5) Personally pre-grieve. I learned this one the hard way. I was on a church staff during my seminary years. One of our beloved older members passed away, and the family asked me to read his obituary before the senior pastor delivered the funeral message and eulogy. I had prepared for my relatively minor role in the service (see #2), but hadn’t given much actual thought to the fine man’s passing. As I stood before the assemblage of family and friends to read the obituary, my own grief overwhelmed me. I slobbered all over myself through the whole obituary. I finally regained my composure about the time I finished speaking. My pastor gently called me aside later and gave me some excellent advice: pastors have to pre-grieve alone, before the funeral. Grief is not a moment; it’s a process. Pastors grieve too. If you were especially close to the deceased, officiating the service can be terribly difficult. The more you can process your personal grief privately, the better position you’re in to minister publicly. This is the real life application of the biblical truth that we can comfort others with the comfort we have received from God (2 Corinthians 1:4). Your voice may still crack. You may still shed tears. It’s okay to be real, but if you haven’t pre-grieved, you haven’t prepared.

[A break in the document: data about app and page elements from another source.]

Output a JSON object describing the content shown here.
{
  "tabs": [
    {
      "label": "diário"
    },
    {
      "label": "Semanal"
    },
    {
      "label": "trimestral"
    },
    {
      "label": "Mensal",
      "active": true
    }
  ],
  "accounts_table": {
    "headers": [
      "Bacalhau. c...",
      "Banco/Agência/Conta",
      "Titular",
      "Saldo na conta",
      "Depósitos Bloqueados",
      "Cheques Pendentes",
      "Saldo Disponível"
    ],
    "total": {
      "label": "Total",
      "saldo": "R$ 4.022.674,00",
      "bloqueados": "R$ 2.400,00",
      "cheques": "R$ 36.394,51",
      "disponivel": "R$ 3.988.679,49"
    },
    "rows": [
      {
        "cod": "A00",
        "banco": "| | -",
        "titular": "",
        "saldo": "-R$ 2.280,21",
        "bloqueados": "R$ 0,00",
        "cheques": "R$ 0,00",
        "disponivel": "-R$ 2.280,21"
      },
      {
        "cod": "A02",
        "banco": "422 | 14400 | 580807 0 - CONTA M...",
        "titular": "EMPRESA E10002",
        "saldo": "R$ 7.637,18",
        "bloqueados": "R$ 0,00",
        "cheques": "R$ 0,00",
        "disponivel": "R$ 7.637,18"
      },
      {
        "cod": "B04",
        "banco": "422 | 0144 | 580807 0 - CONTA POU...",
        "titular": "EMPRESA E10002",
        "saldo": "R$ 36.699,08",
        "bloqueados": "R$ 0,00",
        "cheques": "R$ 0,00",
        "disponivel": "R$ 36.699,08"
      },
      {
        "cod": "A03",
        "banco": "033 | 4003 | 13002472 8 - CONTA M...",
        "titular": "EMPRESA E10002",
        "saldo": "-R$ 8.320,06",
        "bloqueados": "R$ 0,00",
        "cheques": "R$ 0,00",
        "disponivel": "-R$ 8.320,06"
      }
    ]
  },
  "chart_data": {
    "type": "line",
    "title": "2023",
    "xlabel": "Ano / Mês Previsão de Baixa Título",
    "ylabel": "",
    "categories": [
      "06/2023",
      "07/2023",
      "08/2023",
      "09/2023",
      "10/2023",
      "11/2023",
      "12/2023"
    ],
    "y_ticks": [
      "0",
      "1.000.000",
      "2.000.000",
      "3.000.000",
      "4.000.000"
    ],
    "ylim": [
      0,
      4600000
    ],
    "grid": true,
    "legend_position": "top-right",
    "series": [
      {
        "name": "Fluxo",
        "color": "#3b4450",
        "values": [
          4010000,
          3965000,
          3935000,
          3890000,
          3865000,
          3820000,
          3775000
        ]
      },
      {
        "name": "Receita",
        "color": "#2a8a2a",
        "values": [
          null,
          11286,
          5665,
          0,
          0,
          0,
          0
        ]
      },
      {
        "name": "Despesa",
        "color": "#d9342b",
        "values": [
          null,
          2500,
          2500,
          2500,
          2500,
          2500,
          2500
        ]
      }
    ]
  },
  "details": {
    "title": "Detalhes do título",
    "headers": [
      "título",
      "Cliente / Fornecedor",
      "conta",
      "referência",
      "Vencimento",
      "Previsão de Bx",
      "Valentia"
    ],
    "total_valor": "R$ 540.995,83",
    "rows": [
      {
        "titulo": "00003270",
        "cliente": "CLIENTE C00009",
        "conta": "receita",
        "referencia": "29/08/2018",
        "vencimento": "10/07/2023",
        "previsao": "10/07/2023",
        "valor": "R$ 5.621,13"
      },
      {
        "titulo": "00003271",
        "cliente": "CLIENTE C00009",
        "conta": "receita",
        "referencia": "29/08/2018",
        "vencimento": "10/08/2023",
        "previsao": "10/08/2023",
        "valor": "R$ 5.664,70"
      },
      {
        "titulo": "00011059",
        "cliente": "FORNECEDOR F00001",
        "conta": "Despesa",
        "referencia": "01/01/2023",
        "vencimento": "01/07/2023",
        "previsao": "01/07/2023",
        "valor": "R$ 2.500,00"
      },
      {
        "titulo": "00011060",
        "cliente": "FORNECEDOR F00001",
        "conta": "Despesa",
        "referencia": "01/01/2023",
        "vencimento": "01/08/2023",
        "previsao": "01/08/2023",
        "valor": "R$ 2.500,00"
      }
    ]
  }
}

6) You don’t have to explain everything. Maybe this is my Gen-X self talking, but it’s possible for you to be long on comfort without being long on answers. This is especially true in the case of tragedies. It’s okay to say that you don’t know why things happen. Be very, very careful when attributing tragedies to the hand of God, even if you mean it as a statement of faith. What you intend as a statement of faith resonates very differently with people who don’t hold your same worldview. God can pick up the pieces of a broken situation without having to be the one who broke the situation in the first place. In the storms of life, avoid the theoretical. Point them to the light of life. Hold your personal theories close, and point them to the God of comfort and the God of all peace.
Certainly there are more ideas out there about how pastors can better navigate these difficult days, but I hope these help you.